▶ _RECORDS FOR THIS EXERCISE_

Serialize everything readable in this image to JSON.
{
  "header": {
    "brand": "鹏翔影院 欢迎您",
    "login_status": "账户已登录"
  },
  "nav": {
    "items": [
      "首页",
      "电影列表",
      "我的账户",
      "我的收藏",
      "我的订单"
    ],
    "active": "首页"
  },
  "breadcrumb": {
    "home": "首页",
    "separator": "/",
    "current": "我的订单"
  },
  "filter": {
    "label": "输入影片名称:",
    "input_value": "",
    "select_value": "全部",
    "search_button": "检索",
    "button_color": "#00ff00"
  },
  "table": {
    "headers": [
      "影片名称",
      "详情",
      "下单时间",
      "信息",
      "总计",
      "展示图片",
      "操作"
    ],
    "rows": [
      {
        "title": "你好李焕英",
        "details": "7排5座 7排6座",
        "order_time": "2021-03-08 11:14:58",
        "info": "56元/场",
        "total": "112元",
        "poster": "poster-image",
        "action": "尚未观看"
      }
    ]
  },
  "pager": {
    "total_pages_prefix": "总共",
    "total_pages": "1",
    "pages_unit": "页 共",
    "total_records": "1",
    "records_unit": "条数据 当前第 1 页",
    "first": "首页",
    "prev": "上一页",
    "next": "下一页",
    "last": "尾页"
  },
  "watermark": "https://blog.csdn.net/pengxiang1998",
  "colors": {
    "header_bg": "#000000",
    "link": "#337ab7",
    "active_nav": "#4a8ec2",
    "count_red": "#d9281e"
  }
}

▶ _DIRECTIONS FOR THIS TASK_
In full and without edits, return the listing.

▶ _ANSWER TO THIS EXERCISE_
Serialize everything readable in this image to JSON.
{
  "header": {
    "brand": "鹏翔影院 欢迎您",
    "login_status": "账户已登录"
  },
  "nav": {
    "items": [
      "首页",
      "电影列表",
      "我的账户",
      "我的收藏",
      "我的订单"
    ],
    "active": "首页"
  },
  "breadcrumb": {
    "home": "首页",
    "separator": "/",
    "current": "我的订单"
  },
  "filter": {
    "label": "输入影片名称:",
    "input_value": "",
    "select_value": "全部",
    "search_button": "检索",
    "button_color": "#00ff00"
  },
  "table": {
    "headers": [
      "影片名称",
      "详情",
      "下单时间",
      "信息",
      "总计",
      "展示图片",
      "操作"
    ],
    "rows": [
      {
        "title": "你好李焕英",
        "details": "7排5座 7排6座",
        "order_time": "2021-03-08 11:14:58",
        "info": "56元/场",
        "total": "112元",
        "poster": "poster-image",
        "action": "尚未观看"
      }
    ]
  },
  "pager": {
    "total_pages_prefix": "总共",
    "total_pages": "1",
    "pages_unit": "页 共",
    "total_records": "1",
    "records_unit": "条数据 当前第 1 页",
    "first": "首页",
    "prev": "上一页",
    "next": "下一页",
    "last": "尾页"
  },
  "watermark": "https://blog.csdn.net/pengxiang1998",
  "colors": {
    "header_bg": "#000000",
    "link": "#337ab7",
    "active_nav": "#4a8ec2",
    "count_red": "#d9281e"
  }
}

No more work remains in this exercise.